Scott Allegrucci will be leaving one of the most influential roles in state government later this week when he steps down as appointments director for Gov. Laura Kelly.
Allegrucci’s last day on the governor’s staff will be Friday, a spokesman for the governor confirmed. It was immediately unknown who will replace him.
Allegrucci said he is leaving to take a senior strategic role for a private company outside of government and politics that was started by a longtime friend.
“Very difficult decision to leave,” Allegrucci said in a text. “Mostly related to my role as a father and to be in a better position, with more time and flexibility, to support my son.”
Allegrucci held one of the plum positions of state government, dealing out appointments to the many people who make up the Kelly administration as well as the hundreds of people who serve on many state boards and commissions.
He, along with general counsel Clay Britton, was one of the governor’s earliest appointments after she took office although many of those early staffers have departed for other jobs over the years.
Allegrucci brought a broad liberal arts resume to state government with a background in acting and the arts that included production roles on several television series as well as producing the inagurations for former Gov. Kathleen Sebelius.
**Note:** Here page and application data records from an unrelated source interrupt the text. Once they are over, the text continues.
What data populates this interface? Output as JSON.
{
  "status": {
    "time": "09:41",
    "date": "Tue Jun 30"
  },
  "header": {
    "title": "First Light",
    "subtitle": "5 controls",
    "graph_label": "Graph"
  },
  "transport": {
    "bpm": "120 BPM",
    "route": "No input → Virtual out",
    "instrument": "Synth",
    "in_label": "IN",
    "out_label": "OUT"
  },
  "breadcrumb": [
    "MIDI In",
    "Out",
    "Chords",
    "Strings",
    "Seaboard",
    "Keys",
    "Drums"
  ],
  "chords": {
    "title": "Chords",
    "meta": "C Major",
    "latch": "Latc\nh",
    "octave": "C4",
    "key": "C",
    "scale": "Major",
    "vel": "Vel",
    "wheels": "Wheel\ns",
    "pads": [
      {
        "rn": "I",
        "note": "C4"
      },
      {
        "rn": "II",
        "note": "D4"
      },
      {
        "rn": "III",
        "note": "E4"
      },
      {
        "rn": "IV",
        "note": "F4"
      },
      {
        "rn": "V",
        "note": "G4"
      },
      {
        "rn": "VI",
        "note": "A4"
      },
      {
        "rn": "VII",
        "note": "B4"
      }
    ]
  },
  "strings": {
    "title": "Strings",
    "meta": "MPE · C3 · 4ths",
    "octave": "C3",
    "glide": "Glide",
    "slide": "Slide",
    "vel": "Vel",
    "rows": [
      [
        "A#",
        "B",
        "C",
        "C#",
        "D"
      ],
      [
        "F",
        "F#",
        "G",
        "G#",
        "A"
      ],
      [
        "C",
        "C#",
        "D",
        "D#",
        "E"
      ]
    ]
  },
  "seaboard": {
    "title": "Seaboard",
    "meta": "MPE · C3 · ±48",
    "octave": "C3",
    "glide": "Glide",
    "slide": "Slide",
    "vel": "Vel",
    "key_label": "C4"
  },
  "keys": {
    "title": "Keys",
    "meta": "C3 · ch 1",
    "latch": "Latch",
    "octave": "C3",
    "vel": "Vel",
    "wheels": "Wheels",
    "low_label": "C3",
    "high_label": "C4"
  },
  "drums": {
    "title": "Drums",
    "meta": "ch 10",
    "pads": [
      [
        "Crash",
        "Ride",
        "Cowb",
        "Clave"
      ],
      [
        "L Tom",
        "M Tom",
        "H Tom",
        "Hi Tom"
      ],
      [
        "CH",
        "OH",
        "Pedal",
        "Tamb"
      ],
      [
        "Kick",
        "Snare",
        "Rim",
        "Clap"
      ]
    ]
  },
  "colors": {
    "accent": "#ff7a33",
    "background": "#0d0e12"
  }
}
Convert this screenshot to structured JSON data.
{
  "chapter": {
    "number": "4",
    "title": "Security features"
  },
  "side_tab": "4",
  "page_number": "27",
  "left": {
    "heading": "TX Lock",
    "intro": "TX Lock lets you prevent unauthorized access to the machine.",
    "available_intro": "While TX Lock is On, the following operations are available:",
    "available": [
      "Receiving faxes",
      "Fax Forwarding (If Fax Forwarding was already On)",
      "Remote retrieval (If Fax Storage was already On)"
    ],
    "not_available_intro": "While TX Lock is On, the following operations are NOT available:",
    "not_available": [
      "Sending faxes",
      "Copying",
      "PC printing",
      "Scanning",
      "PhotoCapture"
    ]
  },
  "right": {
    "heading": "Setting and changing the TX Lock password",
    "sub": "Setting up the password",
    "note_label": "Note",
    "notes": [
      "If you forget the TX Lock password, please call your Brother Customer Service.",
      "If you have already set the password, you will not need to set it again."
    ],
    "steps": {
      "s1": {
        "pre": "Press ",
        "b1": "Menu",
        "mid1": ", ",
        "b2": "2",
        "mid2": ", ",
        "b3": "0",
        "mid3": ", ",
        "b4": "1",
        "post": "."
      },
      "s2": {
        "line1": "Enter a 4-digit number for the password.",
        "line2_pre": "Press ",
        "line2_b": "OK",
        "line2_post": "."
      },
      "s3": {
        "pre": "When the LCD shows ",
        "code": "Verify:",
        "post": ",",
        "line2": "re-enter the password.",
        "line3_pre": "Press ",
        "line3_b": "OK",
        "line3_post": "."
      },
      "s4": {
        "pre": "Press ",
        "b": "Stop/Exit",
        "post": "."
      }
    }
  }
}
During his time as appointments director, Kelly appointed three state Supreme Court justices although the Senate voted down two nominees to the Kansas Court of Appeals, including one candidate whose nomination was derailed by social media posts.
As appointments director, the Kelly administration put Jacy Hurst, the first woman of color on the Kansas Court of Appeals.
However, there were other setbacks and close calls some of which could be traced to politics, including Lt. Gov. David Toland’s tough fight to get nominated as Commerce secretary.
The Senate refused to confirm the governor’s nomination to Board of Tax Appeals last session because of questions about whether he already had a defined opinion about how property should be appraised.
And the chamber also refused to nominate the governor’s nominee to the Kansas Public Employees Retirement System.
A fixture in Democratic politics, Allegrucci came to the governor’s office after managing Democrat Brian McClendon’s unsuccessful campaign for secretary of state in 2018.
The McClendon campaign, with Allegrucci at the helm, raised a historic sum of money for a Kansas secretary of state’s race, pulling in more than $1 million.
He previously worked as the senior development and communications officer for the Land Institute, a nonprofit research, education and policy organization dedicated to sustainable agriculture.
He spent a short time as consultant with the Kansas Values Institute, a dark money group that backs Democratic candidates in Kansas.
Allegrucci also had been involved in a number of environmental campaigns over the years, including the Sierra Club’s Beyond Coal Campaign that was intended to help drive the transition from coal to clean energy.
He worked as executive director of the Great Plains Alliance for Clean Energy, a nonprofit group created to fight Sunflower Electric Power Corp.’s plans to build a coal-fired power plant near Holcomb in Finney County.
In the early 2000s, Allegrucci was director of the Tourism Development Division in the Kansas Department of Commerce during former Gov. Kathleen Sebelius administration.
He has a bachelor’s degree in anthropology from Colorado College. He also studied biology at Pittsburg State for a couple of years in the 1980s.